* [WHAT YOU WILL DO]:
Could you copy every record below exactly as it stands?
*** SOURCE MATERIAL ***
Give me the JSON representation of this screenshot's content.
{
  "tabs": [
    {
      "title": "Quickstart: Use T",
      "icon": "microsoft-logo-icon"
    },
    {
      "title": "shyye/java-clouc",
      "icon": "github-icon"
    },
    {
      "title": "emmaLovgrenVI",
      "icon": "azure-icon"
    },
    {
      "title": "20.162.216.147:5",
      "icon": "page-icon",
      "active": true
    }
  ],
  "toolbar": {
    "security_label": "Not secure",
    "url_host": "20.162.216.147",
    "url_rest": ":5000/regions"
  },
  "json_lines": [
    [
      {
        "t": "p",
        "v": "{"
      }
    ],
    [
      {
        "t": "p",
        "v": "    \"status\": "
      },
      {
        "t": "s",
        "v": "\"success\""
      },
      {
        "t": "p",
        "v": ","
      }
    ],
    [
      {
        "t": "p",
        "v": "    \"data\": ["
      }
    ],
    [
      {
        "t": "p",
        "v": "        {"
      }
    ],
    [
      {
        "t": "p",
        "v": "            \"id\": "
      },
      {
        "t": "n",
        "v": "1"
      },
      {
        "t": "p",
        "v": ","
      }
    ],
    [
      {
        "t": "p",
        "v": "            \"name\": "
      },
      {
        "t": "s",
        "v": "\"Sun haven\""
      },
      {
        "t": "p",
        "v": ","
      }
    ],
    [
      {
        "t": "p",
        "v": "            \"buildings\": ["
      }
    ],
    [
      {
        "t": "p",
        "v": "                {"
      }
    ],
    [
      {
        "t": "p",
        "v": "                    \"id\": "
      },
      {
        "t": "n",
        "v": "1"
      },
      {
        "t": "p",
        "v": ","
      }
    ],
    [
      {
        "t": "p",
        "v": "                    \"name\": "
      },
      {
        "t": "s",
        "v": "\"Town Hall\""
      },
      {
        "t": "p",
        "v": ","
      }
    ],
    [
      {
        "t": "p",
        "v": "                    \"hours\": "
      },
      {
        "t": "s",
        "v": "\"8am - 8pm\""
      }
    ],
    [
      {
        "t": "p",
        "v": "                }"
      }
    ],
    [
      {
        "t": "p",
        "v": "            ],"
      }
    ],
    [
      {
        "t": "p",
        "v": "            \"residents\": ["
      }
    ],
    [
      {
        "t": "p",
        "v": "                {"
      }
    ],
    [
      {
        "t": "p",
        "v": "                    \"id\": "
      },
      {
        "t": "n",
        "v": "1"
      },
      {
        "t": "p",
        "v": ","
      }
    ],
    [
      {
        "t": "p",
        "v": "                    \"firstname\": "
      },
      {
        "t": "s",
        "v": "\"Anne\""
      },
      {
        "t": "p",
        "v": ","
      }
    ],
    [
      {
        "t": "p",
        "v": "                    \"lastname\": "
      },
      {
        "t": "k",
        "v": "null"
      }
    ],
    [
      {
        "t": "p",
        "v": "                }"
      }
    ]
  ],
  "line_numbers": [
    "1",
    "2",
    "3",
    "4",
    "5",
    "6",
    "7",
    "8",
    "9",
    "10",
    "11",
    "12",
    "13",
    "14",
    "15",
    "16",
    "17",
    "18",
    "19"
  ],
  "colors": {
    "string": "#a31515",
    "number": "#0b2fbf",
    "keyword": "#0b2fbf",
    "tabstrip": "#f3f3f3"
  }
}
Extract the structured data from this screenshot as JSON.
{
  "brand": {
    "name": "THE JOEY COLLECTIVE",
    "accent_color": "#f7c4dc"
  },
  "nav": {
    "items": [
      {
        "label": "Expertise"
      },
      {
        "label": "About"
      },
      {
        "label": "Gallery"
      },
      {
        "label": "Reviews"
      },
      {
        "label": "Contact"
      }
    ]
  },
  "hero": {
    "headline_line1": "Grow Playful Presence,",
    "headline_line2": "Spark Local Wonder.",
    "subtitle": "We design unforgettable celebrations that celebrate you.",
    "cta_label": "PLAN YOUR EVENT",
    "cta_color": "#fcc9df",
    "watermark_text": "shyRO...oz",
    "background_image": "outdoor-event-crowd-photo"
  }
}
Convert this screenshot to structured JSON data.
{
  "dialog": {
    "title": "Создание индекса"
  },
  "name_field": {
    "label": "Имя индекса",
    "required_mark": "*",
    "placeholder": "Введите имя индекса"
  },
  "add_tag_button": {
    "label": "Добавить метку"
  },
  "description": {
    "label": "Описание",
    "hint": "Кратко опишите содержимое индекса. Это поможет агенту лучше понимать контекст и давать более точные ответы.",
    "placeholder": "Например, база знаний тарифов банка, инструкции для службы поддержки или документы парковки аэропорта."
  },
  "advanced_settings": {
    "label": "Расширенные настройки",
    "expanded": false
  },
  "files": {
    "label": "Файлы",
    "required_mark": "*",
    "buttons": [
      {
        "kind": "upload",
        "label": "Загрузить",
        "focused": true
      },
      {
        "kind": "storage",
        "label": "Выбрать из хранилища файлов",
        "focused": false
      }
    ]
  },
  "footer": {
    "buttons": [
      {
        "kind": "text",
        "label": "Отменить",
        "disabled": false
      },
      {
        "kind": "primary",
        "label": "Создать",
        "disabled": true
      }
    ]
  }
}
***
* [TASK RESULT]:
Give me the JSON representation of this screenshot's content.
{
  "tabs": [
    {
      "title": "Quickstart: Use T",
      "icon": "microsoft-logo-icon"
    },
    {
      "title": "shyye/java-clouc",
      "icon": "github-icon"
    },
    {
      "title": "emmaLovgrenVI",
      "icon": "azure-icon"
    },
    {
      "title": "20.162.216.147:5",
      "icon": "page-icon",
      "active": true
    }
  ],
  "toolbar": {
    "security_label": "Not secure",
    "url_host": "20.162.216.147",
    "url_rest": ":5000/regions"
  },
  "json_lines": [
    [
      {
        "t": "p",
        "v": "{"
      }
    ],
    [
      {
        "t": "p",
        "v": "    \"status\": "
      },
      {
        "t": "s",
        "v": "\"success\""
      },
      {
        "t": "p",
        "v": ","
      }
    ],
    [
      {
        "t": "p",
        "v": "    \"data\": ["
      }
    ],
    [
      {
        "t": "p",
        "v": "        {"
      }
    ],
    [
      {
        "t": "p",
        "v": "            \"id\": "
      },
      {
        "t": "n",
        "v": "1"
      },
      {
        "t": "p",
        "v": ","
      }
    ],
    [
      {
        "t": "p",
        "v": "            \"name\": "
      },
      {
        "t": "s",
        "v": "\"Sun haven\""
      },
      {
        "t": "p",
        "v": ","
      }
    ],
    [
      {
        "t": "p",
        "v": "            \"buildings\": ["
      }
    ],
    [
      {
        "t": "p",
        "v": "                {"
      }
    ],
    [
      {
        "t": "p",
        "v": "                    \"id\": "
      },
      {
        "t": "n",
        "v": "1"
      },
      {
        "t": "p",
        "v": ","
      }
    ],
    [
      {
        "t": "p",
        "v": "                    \"name\": "
      },
      {
        "t": "s",
        "v": "\"Town Hall\""
      },
      {
        "t": "p",
        "v": ","
      }
    ],
    [
      {
        "t": "p",
        "v": "                    \"hours\": "
      },
      {
        "t": "s",
        "v": "\"8am - 8pm\""
      }
    ],
    [
      {
        "t": "p",
        "v": "                }"
      }
    ],
    [
      {
        "t": "p",
        "v": "            ],"
      }
    ],
    [
      {
        "t": "p",
        "v": "            \"residents\": ["
      }
    ],
    [
      {
        "t": "p",
        "v": "                {"
      }
    ],
    [
      {
        "t": "p",
        "v": "                    \"id\": "
      },
      {
        "t": "n",
        "v": "1"
      },
      {
        "t": "p",
        "v": ","
      }
    ],
    [
      {
        "t": "p",
        "v": "                    \"firstname\": "
      },
      {
        "t": "s",
        "v": "\"Anne\""
      },
      {
        "t": "p",
        "v": ","
      }
    ],
    [
      {
        "t": "p",
        "v": "                    \"lastname\": "
      },
      {
        "t": "k",
        "v": "null"
      }
    ],
    [
      {
        "t": "p",
        "v": "                }"
      }
    ]
  ],
  "line_numbers": [
    "1",
    "2",
    "3",
    "4",
    "5",
    "6",
    "7",
    "8",
    "9",
    "10",
    "11",
    "12",
    "13",
    "14",
    "15",
    "16",
    "17",
    "18",
    "19"
  ],
  "colors": {
    "string": "#a31515",
    "number": "#0b2fbf",
    "keyword": "#0b2fbf",
    "tabstrip": "#f3f3f3"
  }
}
Extract the structured data from this screenshot as JSON.
{
  "brand": {
    "name": "THE JOEY COLLECTIVE",
    "accent_color": "#f7c4dc"
  },
  "nav": {
    "items": [
      {
        "label": "Expertise"
      },
      {
        "label": "About"
      },
      {
        "label": "Gallery"
      },
      {
        "label": "Reviews"
      },
      {
        "label": "Contact"
      }
    ]
  },
  "hero": {
    "headline_line1": "Grow Playful Presence,",
    "headline_line2": "Spark Local Wonder.",
    "subtitle": "We design unforgettable celebrations that celebrate you.",
    "cta_label": "PLAN YOUR EVENT",
    "cta_color": "#fcc9df",
    "watermark_text": "shyRO...oz",
    "background_image": "outdoor-event-crowd-photo"
  }
}
Convert this screenshot to structured JSON data.
{
  "dialog": {
    "title": "Создание индекса"
  },
  "name_field": {
    "label": "Имя индекса",
    "required_mark": "*",
    "placeholder": "Введите имя индекса"
  },
  "add_tag_button": {
    "label": "Добавить метку"
  },
  "description": {
    "label": "Описание",
    "hint": "Кратко опишите содержимое индекса. Это поможет агенту лучше понимать контекст и давать более точные ответы.",
    "placeholder": "Например, база знаний тарифов банка, инструкции для службы поддержки или документы парковки аэропорта."
  },
  "advanced_settings": {
    "label": "Расширенные настройки",
    "expanded": false
  },
  "files": {
    "label": "Файлы",
    "required_mark": "*",
    "buttons": [
      {
        "kind": "upload",
        "label": "Загрузить",
        "focused": true
      },
      {
        "kind": "storage",
        "label": "Выбрать из хранилища файлов",
        "focused": false
      }
    ]
  },
  "footer": {
    "buttons": [
      {
        "kind": "text",
        "label": "Отменить",
        "disabled": false
      },
      {
        "kind": "primary",
        "label": "Создать",
        "disabled": true
      }
    ]
  }
}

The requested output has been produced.